VENICE, Fla. -- City council members in Venice discussed the future of the old circus grounds Monday. After the city asked for ideas, three of them came forward -- all with a circus theme.
Those ideas included keeping the trapeze school, using what's left of the arena for concerts and events, and the last a circus themed miniature golf course.
John Mischel has a plan for a part of the old property, which is located between U.S. 41 and the airport. He envisions a 36-hole mini golf course with a circus theme. "At each hole we are going to have a plaque that describes some part of the circus, and the history in the area and connects to Venice."
It wasn't exactly what some city leaders, like Mayor John Holic, expected when they asked anyone to come forth with plans. “It was a surprise. A nice surprise, because I like miniature golf, but I don't think we want the property to be used for just something I would like. It has to be good for the city," says Holic.
A second plan came from former circus performer Tito Gaona to keep his trapeze school at the site.
A third proposal was submitted by the group working to save what's left of the old winter quarters of the Ringling Circus. The Venice Circus Art Foundation wants to put on a roof on what remains of the structure and use it as a place for large events.
Holic says the city was expecting more. “Maybe our communication wasn't adequate to get interest back from people. Or perhaps the FAA has higher aspirations for that land then it's really worth."
The three groups which did come forward with plans say it's not an either/or situation, and all three can coexist. "He brings in people here for the trapeze school, we are going to have families over here hopefully participating together," says Mischel.
Holic says just because they are the only ones who came forward does not mean the city has to select them to lease the land. He says it's an important decision for the city. “We want, when people come over the south bridge onto the island, to say wow. This is a nice place and I really want to visit."

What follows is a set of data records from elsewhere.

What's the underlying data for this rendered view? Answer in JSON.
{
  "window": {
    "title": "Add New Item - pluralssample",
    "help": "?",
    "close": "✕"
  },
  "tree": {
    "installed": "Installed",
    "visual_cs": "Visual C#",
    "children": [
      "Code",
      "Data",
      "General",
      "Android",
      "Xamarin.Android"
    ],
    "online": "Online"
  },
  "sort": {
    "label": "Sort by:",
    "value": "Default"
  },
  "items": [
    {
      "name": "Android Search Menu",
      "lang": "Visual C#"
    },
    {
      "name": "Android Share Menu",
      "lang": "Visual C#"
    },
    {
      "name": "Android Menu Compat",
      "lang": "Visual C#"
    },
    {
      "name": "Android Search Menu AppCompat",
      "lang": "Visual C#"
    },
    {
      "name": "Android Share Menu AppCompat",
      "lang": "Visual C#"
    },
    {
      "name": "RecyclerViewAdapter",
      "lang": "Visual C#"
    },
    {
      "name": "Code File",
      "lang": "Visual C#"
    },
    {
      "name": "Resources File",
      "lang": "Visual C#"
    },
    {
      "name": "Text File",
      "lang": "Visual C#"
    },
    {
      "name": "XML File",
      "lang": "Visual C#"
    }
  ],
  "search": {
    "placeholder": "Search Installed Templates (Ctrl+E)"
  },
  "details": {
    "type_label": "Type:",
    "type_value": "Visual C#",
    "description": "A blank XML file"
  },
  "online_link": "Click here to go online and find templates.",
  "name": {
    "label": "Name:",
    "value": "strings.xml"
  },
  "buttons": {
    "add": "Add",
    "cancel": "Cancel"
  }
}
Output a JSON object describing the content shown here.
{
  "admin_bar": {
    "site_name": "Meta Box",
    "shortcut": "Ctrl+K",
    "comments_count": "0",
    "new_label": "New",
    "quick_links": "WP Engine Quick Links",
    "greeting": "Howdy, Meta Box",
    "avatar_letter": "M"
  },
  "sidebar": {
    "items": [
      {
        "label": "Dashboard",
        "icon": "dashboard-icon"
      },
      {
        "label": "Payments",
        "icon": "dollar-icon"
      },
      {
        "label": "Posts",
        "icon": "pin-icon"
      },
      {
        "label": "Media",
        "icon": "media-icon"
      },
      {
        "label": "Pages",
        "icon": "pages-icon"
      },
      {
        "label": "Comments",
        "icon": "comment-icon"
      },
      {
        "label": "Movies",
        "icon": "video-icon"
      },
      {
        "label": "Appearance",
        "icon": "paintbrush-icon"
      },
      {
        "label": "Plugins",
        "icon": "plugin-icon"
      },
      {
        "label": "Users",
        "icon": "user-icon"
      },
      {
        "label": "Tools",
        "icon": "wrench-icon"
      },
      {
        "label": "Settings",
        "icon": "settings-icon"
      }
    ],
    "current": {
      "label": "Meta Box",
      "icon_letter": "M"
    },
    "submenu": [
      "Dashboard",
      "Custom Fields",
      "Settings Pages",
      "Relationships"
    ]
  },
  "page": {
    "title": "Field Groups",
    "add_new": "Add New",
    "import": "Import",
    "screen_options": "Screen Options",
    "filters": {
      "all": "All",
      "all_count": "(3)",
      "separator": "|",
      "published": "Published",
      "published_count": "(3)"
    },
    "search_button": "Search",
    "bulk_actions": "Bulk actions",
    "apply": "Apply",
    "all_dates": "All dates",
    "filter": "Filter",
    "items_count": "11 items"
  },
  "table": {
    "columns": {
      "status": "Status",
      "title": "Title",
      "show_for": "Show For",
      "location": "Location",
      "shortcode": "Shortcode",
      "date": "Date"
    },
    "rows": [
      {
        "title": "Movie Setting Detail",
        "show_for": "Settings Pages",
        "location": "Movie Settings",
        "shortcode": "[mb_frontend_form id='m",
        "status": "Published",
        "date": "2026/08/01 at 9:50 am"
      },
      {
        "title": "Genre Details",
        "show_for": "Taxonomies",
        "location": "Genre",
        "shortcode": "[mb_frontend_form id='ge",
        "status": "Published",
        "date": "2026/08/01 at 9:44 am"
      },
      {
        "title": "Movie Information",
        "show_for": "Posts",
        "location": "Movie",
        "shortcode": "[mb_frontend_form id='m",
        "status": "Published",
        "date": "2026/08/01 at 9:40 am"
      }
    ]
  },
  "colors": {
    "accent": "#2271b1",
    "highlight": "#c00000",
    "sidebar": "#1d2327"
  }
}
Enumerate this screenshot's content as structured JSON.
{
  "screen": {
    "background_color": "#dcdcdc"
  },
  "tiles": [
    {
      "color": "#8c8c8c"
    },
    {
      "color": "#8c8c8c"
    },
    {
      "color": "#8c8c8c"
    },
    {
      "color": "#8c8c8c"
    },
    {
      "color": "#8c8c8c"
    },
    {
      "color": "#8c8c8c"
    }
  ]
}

And it’s perhaps the last chance to keep some form of the area’s circus history alive. "The first thing would be to refurbish the Gunther Gebel-Williams building."